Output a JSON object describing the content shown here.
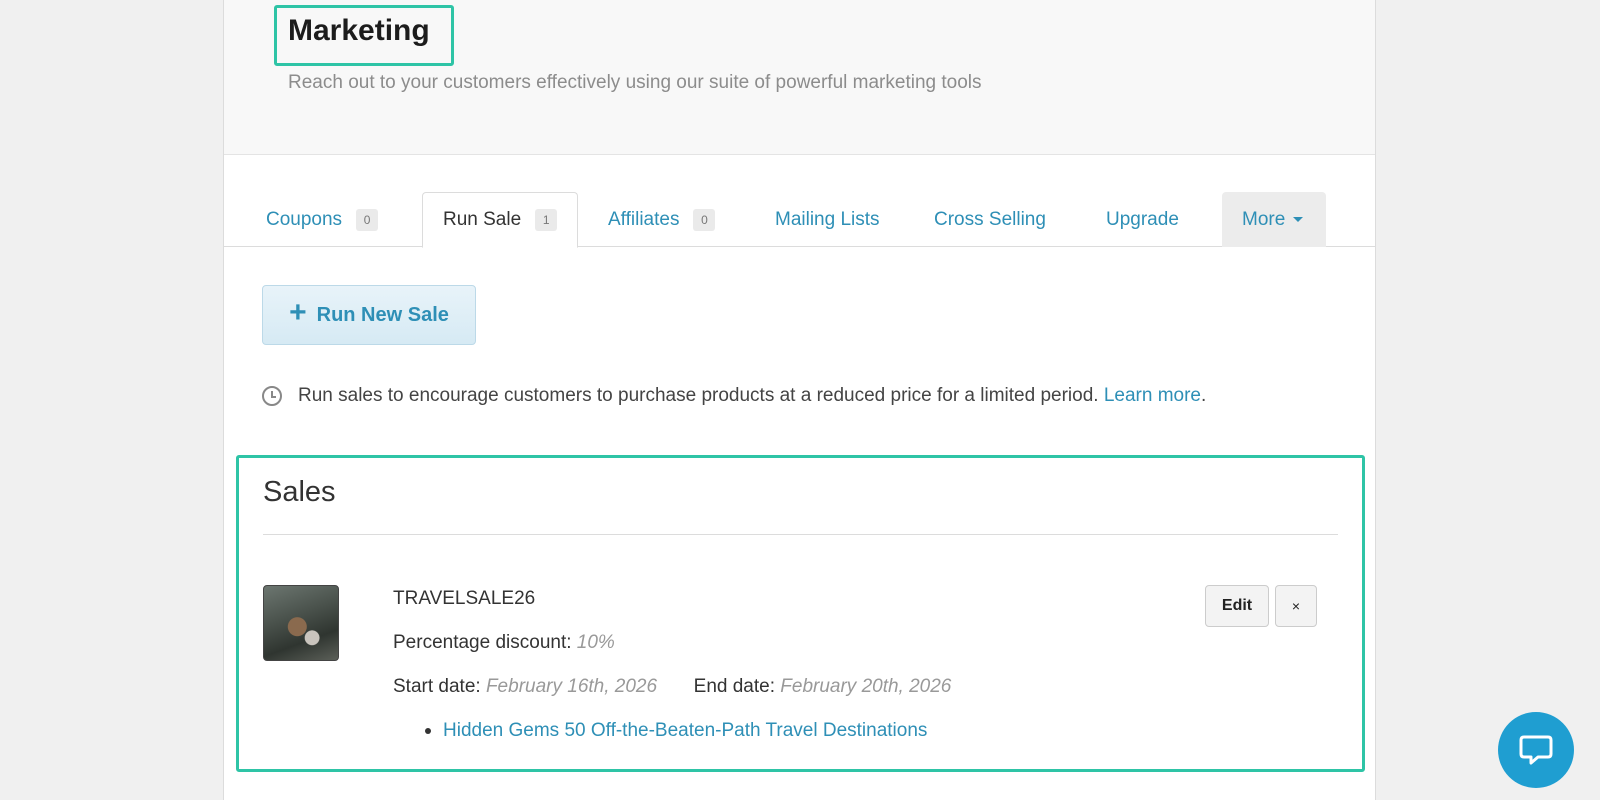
{
  "header": {
    "title": "Marketing",
    "subtitle": "Reach out to your customers effectively using our suite of powerful marketing tools"
  },
  "tabs": [
    {
      "label": "Coupons",
      "count": "0"
    },
    {
      "label": "Run Sale",
      "count": "1",
      "active": true
    },
    {
      "label": "Affiliates",
      "count": "0"
    },
    {
      "label": "Mailing Lists"
    },
    {
      "label": "Cross Selling"
    },
    {
      "label": "Upgrade"
    },
    {
      "label": "More"
    }
  ],
  "run_button": {
    "icon": "plus-icon",
    "label": "Run New Sale"
  },
  "info": {
    "text": "Run sales to encourage customers to purchase products at a reduced price for a limited period.",
    "link": "Learn more",
    "suffix": "."
  },
  "sales": {
    "title": "Sales",
    "items": [
      {
        "name": "TRAVELSALE26",
        "discount_label": "Percentage discount:",
        "discount_value": "10%",
        "start_label": "Start date:",
        "start_value": "February 16th, 2026",
        "end_label": "End date:",
        "end_value": "February 20th, 2026",
        "product": "Hidden Gems 50 Off-the-Beaten-Path Travel Destinations",
        "edit_label": "Edit",
        "delete_label": "×"
      }
    ]
  },
  "colors": {
    "accent": "#2e8fb6",
    "highlight": "#2ec4a6",
    "chat": "#1f9ed1"
  }
}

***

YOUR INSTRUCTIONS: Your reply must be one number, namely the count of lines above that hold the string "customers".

ANSWER BOX: 2